In reality, only three powers are ready to deal with the international policy of the balance of power: the United States, Russia and China. First, because their power capabilities somehow eliminate the need for allies upon which their security would otherwise depend. Even China, which is still militarily weaker than Russia and the United States, is too big to have allies. Therefore, today it is very difficult to imagine which countries other than these three could form in the future a formal or informal structure of international governance.
Second, the relations between powers will probably never be spared by constant small and medium-sized clashes. These skirmishes will be the result of their constant desire to test the limits of their own power capacities. We can already count several geographical areas where Russia, China and the United States can enter directly or indirectly into conflict with each other, which each time will be fraught with escalation into a more serious conflict. In conditions where conflict, mutual sanctions or local wars are part of diplomatic practice, it would be somewhat naive to assume the likelihood of permanent solutions. This is why there are already very convincing attempts to draw the attention of the governments of the great powers to the need for a more coherent approach to the question of the management of conflicts between them and the creation of the rules of the game in an environment where competition and clashes are part of everyday relationships.
Third, the dynamics of the importance of middle powers such as Turkey, Iran, Japan or Saudi Arabia remain uncertain.

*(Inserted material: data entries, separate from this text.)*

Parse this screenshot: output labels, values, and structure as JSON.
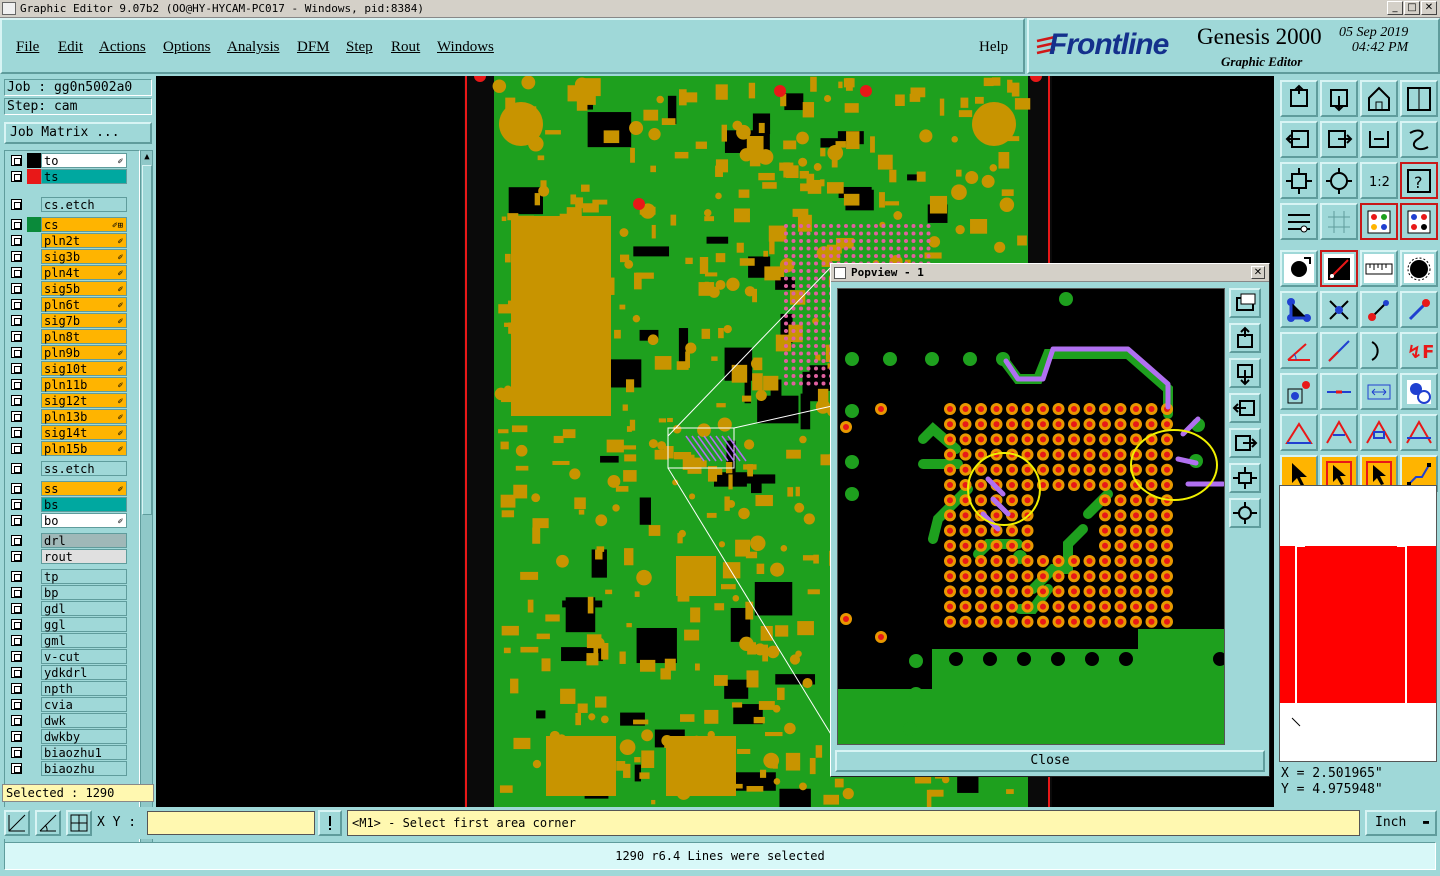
{
  "window": {
    "title": "Graphic Editor 9.07b2 (OO@HY-HYCAM-PC017 - Windows, pid:8384)"
  },
  "menu": {
    "items": [
      "File",
      "Edit",
      "Actions",
      "Options",
      "Analysis",
      "DFM",
      "Step",
      "Rout",
      "Windows"
    ],
    "help": "Help"
  },
  "brand": {
    "logo": "Frontline",
    "product": "Genesis 2000",
    "subtitle": "Graphic Editor",
    "date": "05 Sep 2019",
    "time": "04:42 PM"
  },
  "job": {
    "job_line": "Job : gg0n5002a0",
    "step_line": "Step: cam",
    "matrix_button": "Job Matrix ..."
  },
  "layers": [
    {
      "name": "to",
      "color": "#ffffff",
      "swatch": "#000000",
      "mark": "✐"
    },
    {
      "name": "ts",
      "color": "#00a8a0",
      "swatch": "#e81818",
      "mark": ""
    },
    {
      "name": "cs.etch",
      "color": "#9fd8d8",
      "swatch": "#9fd8d8",
      "mark": ""
    },
    {
      "name": "cs",
      "color": "#ffb400",
      "swatch": "#0a8a3a",
      "mark": "✐⊞"
    },
    {
      "name": "pln2t",
      "color": "#ffb400",
      "swatch": "#9fd8d8",
      "mark": "✐"
    },
    {
      "name": "sig3b",
      "color": "#ffb400",
      "swatch": "#9fd8d8",
      "mark": "✐"
    },
    {
      "name": "pln4t",
      "color": "#ffb400",
      "swatch": "#9fd8d8",
      "mark": "✐"
    },
    {
      "name": "sig5b",
      "color": "#ffb400",
      "swatch": "#9fd8d8",
      "mark": "✐"
    },
    {
      "name": "pln6t",
      "color": "#ffb400",
      "swatch": "#9fd8d8",
      "mark": "✐"
    },
    {
      "name": "sig7b",
      "color": "#ffb400",
      "swatch": "#9fd8d8",
      "mark": "✐"
    },
    {
      "name": "pln8t",
      "color": "#ffb400",
      "swatch": "#9fd8d8",
      "mark": ""
    },
    {
      "name": "pln9b",
      "color": "#ffb400",
      "swatch": "#9fd8d8",
      "mark": "✐"
    },
    {
      "name": "sig10t",
      "color": "#ffb400",
      "swatch": "#9fd8d8",
      "mark": "✐"
    },
    {
      "name": "pln11b",
      "color": "#ffb400",
      "swatch": "#9fd8d8",
      "mark": "✐"
    },
    {
      "name": "sig12t",
      "color": "#ffb400",
      "swatch": "#9fd8d8",
      "mark": "✐"
    },
    {
      "name": "pln13b",
      "color": "#ffb400",
      "swatch": "#9fd8d8",
      "mark": "✐"
    },
    {
      "name": "sig14t",
      "color": "#ffb400",
      "swatch": "#9fd8d8",
      "mark": "✐"
    },
    {
      "name": "pln15b",
      "color": "#ffb400",
      "swatch": "#9fd8d8",
      "mark": "✐"
    },
    {
      "name": "ss.etch",
      "color": "#9fd8d8",
      "swatch": "#9fd8d8",
      "mark": ""
    },
    {
      "name": "ss",
      "color": "#ffb400",
      "swatch": "#9fd8d8",
      "mark": "✐"
    },
    {
      "name": "bs",
      "color": "#00a8a0",
      "swatch": "#9fd8d8",
      "mark": ""
    },
    {
      "name": "bo",
      "color": "#ffffff",
      "swatch": "#9fd8d8",
      "mark": "✐"
    },
    {
      "name": "drl",
      "color": "#9fb8b8",
      "swatch": "#9fd8d8",
      "mark": ""
    },
    {
      "name": "rout",
      "color": "#e0e0e0",
      "swatch": "#9fd8d8",
      "mark": ""
    },
    {
      "name": "tp",
      "color": "#9fd8d8",
      "swatch": "#9fd8d8",
      "mark": ""
    },
    {
      "name": "bp",
      "color": "#9fd8d8",
      "swatch": "#9fd8d8",
      "mark": ""
    },
    {
      "name": "gdl",
      "color": "#9fd8d8",
      "swatch": "#9fd8d8",
      "mark": ""
    },
    {
      "name": "ggl",
      "color": "#9fd8d8",
      "swatch": "#9fd8d8",
      "mark": ""
    },
    {
      "name": "gml",
      "color": "#9fd8d8",
      "swatch": "#9fd8d8",
      "mark": ""
    },
    {
      "name": "v-cut",
      "color": "#9fd8d8",
      "swatch": "#9fd8d8",
      "mark": ""
    },
    {
      "name": "ydkdrl",
      "color": "#9fd8d8",
      "swatch": "#9fd8d8",
      "mark": ""
    },
    {
      "name": "npth",
      "color": "#9fd8d8",
      "swatch": "#9fd8d8",
      "mark": ""
    },
    {
      "name": "cvia",
      "color": "#9fd8d8",
      "swatch": "#9fd8d8",
      "mark": ""
    },
    {
      "name": "dwk",
      "color": "#9fd8d8",
      "swatch": "#9fd8d8",
      "mark": ""
    },
    {
      "name": "dwkby",
      "color": "#9fd8d8",
      "swatch": "#9fd8d8",
      "mark": ""
    },
    {
      "name": "biaozhu1",
      "color": "#9fd8d8",
      "swatch": "#9fd8d8",
      "mark": ""
    },
    {
      "name": "biaozhu",
      "color": "#9fd8d8",
      "swatch": "#9fd8d8",
      "mark": ""
    }
  ],
  "selection": {
    "selected_text": "Selected : 1290"
  },
  "popview": {
    "title": "Popview - 1",
    "close_label": "Close",
    "tools": [
      "zoom-home-icon",
      "pan-up-icon",
      "pan-down-icon",
      "pan-left-icon",
      "pan-right-icon",
      "zoom-fit-icon",
      "zoom-center-icon"
    ]
  },
  "tools": [
    [
      "zoom-home-icon",
      "pan-down-icon",
      "house-icon",
      "window-split-icon"
    ],
    [
      "pan-left-icon",
      "pan-right-icon",
      "undo-view-icon",
      "redo-view-icon"
    ],
    [
      "fit-all-icon",
      "zoom-center-icon",
      "scale-1-2-icon",
      "help-icon"
    ],
    [
      "layers-settings-icon",
      "grid-icon",
      "palette-icon",
      "palette-alt-icon"
    ],
    [
      "select-pad-icon",
      "measure-icon",
      "ruler-icon",
      "snap-point-icon"
    ],
    [
      "net-icon",
      "cross-icon",
      "add-segment-icon",
      "move-segment-icon"
    ],
    [
      "line-angle-icon",
      "line-icon",
      "arc-icon",
      "text-feature-icon"
    ],
    [
      "pad-icon",
      "line-horizontal-icon",
      "dimension-icon",
      "pattern-icon"
    ],
    [
      "triangle-icon",
      "triangle-a-icon",
      "triangle-b-icon",
      "triangle-c-icon"
    ],
    [
      "pointer-icon",
      "pointer-alt-icon",
      "pointer-target-icon",
      "route-icon"
    ]
  ],
  "colors": {
    "panel_bg": "#9fd8d8",
    "copper": "#1ea01e",
    "pad": "#c89400",
    "red_pad": "#e81818",
    "selected_line": "#b070f0",
    "highlight": "#f0f000"
  },
  "coords": {
    "x_line": "X = 2.501965\"",
    "y_line": "Y = 4.975948\""
  },
  "command": {
    "xy_label": "X Y :",
    "xy_value": "",
    "prompt": "<M1> - Select first area corner",
    "unit": "Inch",
    "status": "1290 r6.4 Lines were selected"
  }
}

In the context of the collapse of the liberal world order, these states have been able to significantly increase their own prominence in the politics of stronger actors and have practically left their shadows. But it is completely unknown how long their success will last under the new conditions. We cannot exclude that as the new international order takes shape, the space for maneuver and the capacity of these States to defend their own importance, their interests and their values gradually diminish.
Finally, an international order based on a balance of power will remain marked by ideological differences linked to the internal development of its main actors. So far, these disagreements appear in a somewhat grotesque form, for example the idea of an “alliance of democracies” promoted by the American administration. But in the future, differences on fundamental questions could prove not only to be a factor of power politics, but also to be of a more fundamental character. So far, one can interpret the ideological plots according to which there is a gap between Western countries and the rest of the world in the categories of the power struggle, where each seeks to dominate, both by force and over power. this ethics. . However, if in the future the United States and Europe really experience a restructuring of societies comparable to the Reformation era, then views on people-to-people relations in the West and in the East may turn out to be completely opposite. So far, it still looks like a by-product of the general crisis of the existing market economy model.
It is certainly very early now to speculate on what the new international order will look like. But the processes and phenomena that we observe convince us that it will be much more flexible, free and, at the same time, confrontational than we would like from the point of view of the adhesion to the permanent statutes.